THE LIBERAL Democrats were in disarray yesterday with senior cabinet figures lashing out over David Cameron’s veto of a new EU treaty on Friday – but they stopped short of quitting as two polls showed public opinion firmly against them.
The first post-veto polling showed that Cameron’s move is popular with voters: a Daily Mail poll showed 62 per cent in favour versus 19 per cent against, while another for the Times/Populous found 57 per cent for and 14 per cent against.
Yet having initially expressed support for the veto, deputy Prime Minister Nick Clegg appeared to shift yesterday, warning that Britain risks becoming “a pygmy in the world when I want us to stand tall in the world”.
He added that Cameron’s move was a “bad deal” that is “bad for Britain” and did not gain anything for the City.
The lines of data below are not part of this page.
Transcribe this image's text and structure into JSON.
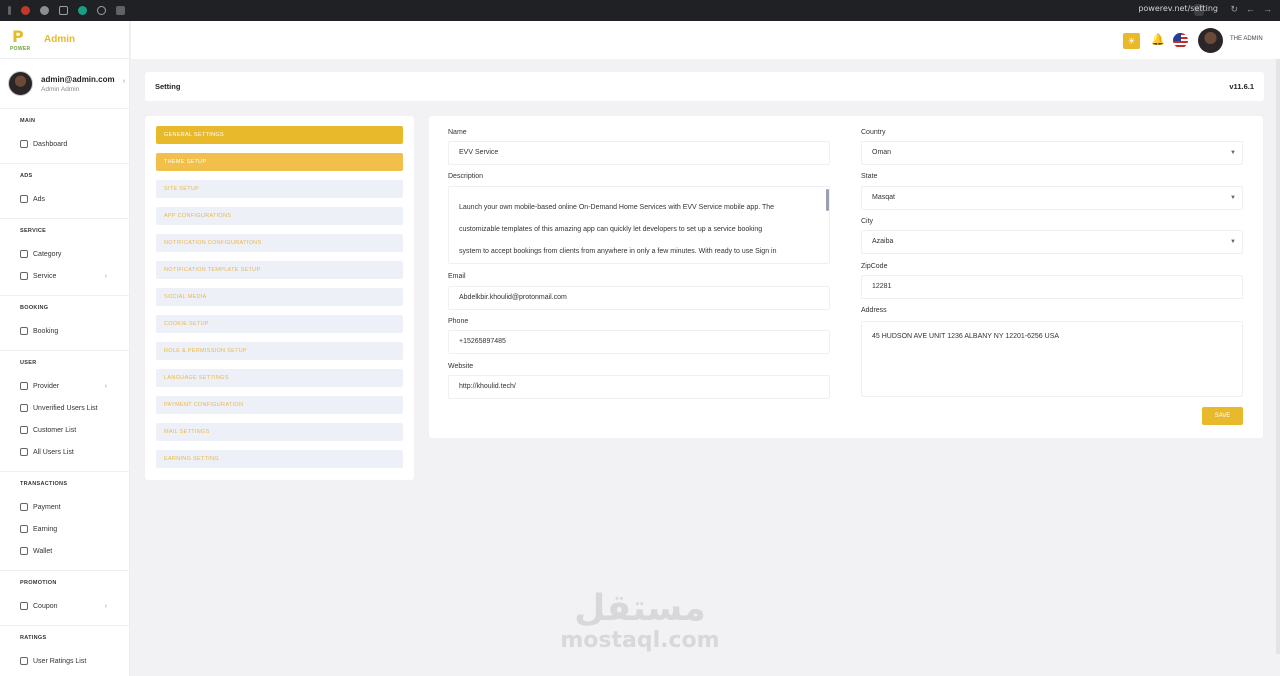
{
  "browser": {
    "url": "powerev.net/setting"
  },
  "brand": {
    "logo_letter": "P",
    "logo_text": "POWER",
    "title": "Admin"
  },
  "user": {
    "email": "admin@admin.com",
    "name": "Admin Admin"
  },
  "sidebar": {
    "sections": [
      {
        "head": "MAIN",
        "items": [
          {
            "label": "Dashboard",
            "icon": "dashboard-icon"
          }
        ]
      },
      {
        "head": "ADS",
        "items": [
          {
            "label": "Ads",
            "icon": "ads-icon"
          }
        ]
      },
      {
        "head": "SERVICE",
        "items": [
          {
            "label": "Category",
            "icon": "category-icon"
          },
          {
            "label": "Service",
            "icon": "service-icon",
            "chevron": true
          }
        ]
      },
      {
        "head": "BOOKING",
        "items": [
          {
            "label": "Booking",
            "icon": "booking-icon"
          }
        ]
      },
      {
        "head": "USER",
        "items": [
          {
            "label": "Provider",
            "icon": "provider-icon",
            "chevron": true
          },
          {
            "label": "Unverified Users List",
            "icon": "user-icon"
          },
          {
            "label": "Customer List",
            "icon": "customer-icon"
          },
          {
            "label": "All Users List",
            "icon": "users-icon"
          }
        ]
      },
      {
        "head": "TRANSACTIONS",
        "items": [
          {
            "label": "Payment",
            "icon": "payment-icon"
          },
          {
            "label": "Earning",
            "icon": "earning-icon"
          },
          {
            "label": "Wallet",
            "icon": "wallet-icon"
          }
        ]
      },
      {
        "head": "PROMOTION",
        "items": [
          {
            "label": "Coupon",
            "icon": "coupon-icon",
            "chevron": true
          }
        ]
      },
      {
        "head": "RATINGS",
        "items": [
          {
            "label": "User Ratings List",
            "icon": "rating-icon"
          }
        ]
      }
    ]
  },
  "header": {
    "user_name": "THE ADMIN"
  },
  "page": {
    "title": "Setting",
    "version": "v11.6.1"
  },
  "settings_menu": [
    {
      "label": "GENERAL SETTINGS",
      "state": "active"
    },
    {
      "label": "THEME SETUP",
      "state": "sub"
    },
    {
      "label": "SITE SETUP",
      "state": ""
    },
    {
      "label": "APP CONFIGURATIONS",
      "state": ""
    },
    {
      "label": "NOTIFICATION CONFIGURATIONS",
      "state": ""
    },
    {
      "label": "NOTIFICATION TEMPLATE SETUP",
      "state": ""
    },
    {
      "label": "SOCIAL MEDIA",
      "state": ""
    },
    {
      "label": "COOKIE SETUP",
      "state": ""
    },
    {
      "label": "ROLE & PERMISSION SETUP",
      "state": ""
    },
    {
      "label": "LANGUAGE SETTINGS",
      "state": ""
    },
    {
      "label": "PAYMENT CONFIGURATION",
      "state": ""
    },
    {
      "label": "MAIL SETTINGS",
      "state": ""
    },
    {
      "label": "EARNING SETTING",
      "state": ""
    }
  ],
  "form": {
    "name_label": "Name",
    "name_value": "EVV Service",
    "description_label": "Description",
    "description_lines": [
      "Launch your own mobile-based online On-Demand Home Services with EVV Service mobile app. The",
      "customizable templates of this amazing app can quickly let developers to set up a service booking",
      "system to accept bookings from clients from anywhere in only a few minutes. With ready to use Sign in"
    ],
    "email_label": "Email",
    "email_value": "Abdelkbir.khoulid@protonmail.com",
    "phone_label": "Phone",
    "phone_value": "+15265897485",
    "website_label": "Website",
    "website_value": "http://khoulid.tech/",
    "country_label": "Country",
    "country_value": "Oman",
    "state_label": "State",
    "state_value": "Masqat",
    "city_label": "City",
    "city_value": "Azaiba",
    "zip_label": "ZipCode",
    "zip_value": "12281",
    "address_label": "Address",
    "address_value": "45 HUDSON AVE UNIT 1236 ALBANY NY 12201-6256 USA",
    "save_label": "SAVE"
  },
  "watermark": {
    "arabic": "مستقل",
    "latin": "mostaql.com"
  },
  "colors": {
    "accent": "#e9b92c",
    "menu_inactive_bg": "#eef0f8",
    "menu_inactive_text": "#e7b84b"
  }
}
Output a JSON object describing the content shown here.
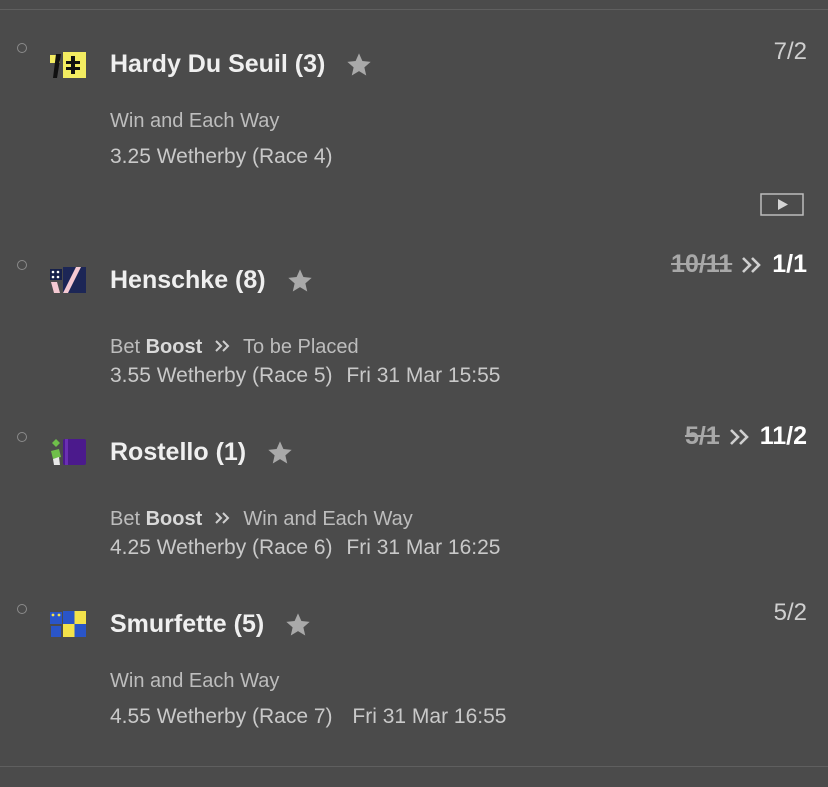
{
  "selections": [
    {
      "name": "Hardy Du Seuil (3)",
      "odds": "7/2",
      "market": "Win and Each Way",
      "event": "3.25 Wetherby (Race 4)"
    },
    {
      "name": "Henschke (8)",
      "old_odds": "10/11",
      "new_odds": "1/1",
      "boost_prefix": "Bet",
      "boost_word": "Boost",
      "market": "To be Placed",
      "event": "3.55 Wetherby (Race 5)",
      "time": "Fri 31 Mar 15:55"
    },
    {
      "name": "Rostello (1)",
      "old_odds": "5/1",
      "new_odds": "11/2",
      "boost_prefix": "Bet",
      "boost_word": "Boost",
      "market": "Win and Each Way",
      "event": "4.25 Wetherby (Race 6)",
      "time": "Fri 31 Mar 16:25"
    },
    {
      "name": "Smurfette (5)",
      "odds": "5/2",
      "market": "Win and Each Way",
      "event": "4.55 Wetherby (Race 7)",
      "time": "Fri 31 Mar 16:55"
    }
  ],
  "icons": {
    "favourite": "star-icon",
    "video": "play-video-icon",
    "boost": "double-chevron-icon",
    "selector": "radio-circle-icon"
  },
  "colors": {
    "background": "#4b4b4b",
    "star": "#a9a9a9",
    "boosted_odds": "#ffffff"
  }
}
Business secretary Vince Cable was said to be on the verge of quitting but in the event settled for lambasting Cameron from the sidelines.
And Liberal Democrat MEP Sharon Bowles said that Cameron “has played a dangerous game and lost”. It is understood that she has privately voiced the belief that she will lose her chairmanship of the European Parliament Economic and Monetary Affairs Committee to a German rival as a result of the veto.
But despite their rhetoric, no senior Lib Dems have yet proven willing to collapse the coalition by walking out.
The anxiety over the veto extends beyond the coalition however. It has caused chaos for British lobbying operations in HM Treasury and in the City.
Senior Treasury civil servants, some of whom are in the midst of negotiations on EU regulation, were said to be flummoxed by the veto, while City lobbyists began preparing a fresh charm offensive to try and shore up their influence in Brussels. And City A.M. understands that the British Bankers’ Association, which has 230 members from 60 countries, has been advised to downplay the “British” in its name by a Brussels-based UK politician.
There are also suggestions that the government mishandled preparations for the summit and was overly confident that the French and Germans would deliver some concessions.
The government is understood to have been preparing a post-summit briefing for MPs that would list the concessions it expected to extract from Brussels.
But Eurozone leaders were not interested in discussing Britain’s demands, leading to charges that Cameron’s negotiating team miscalculated.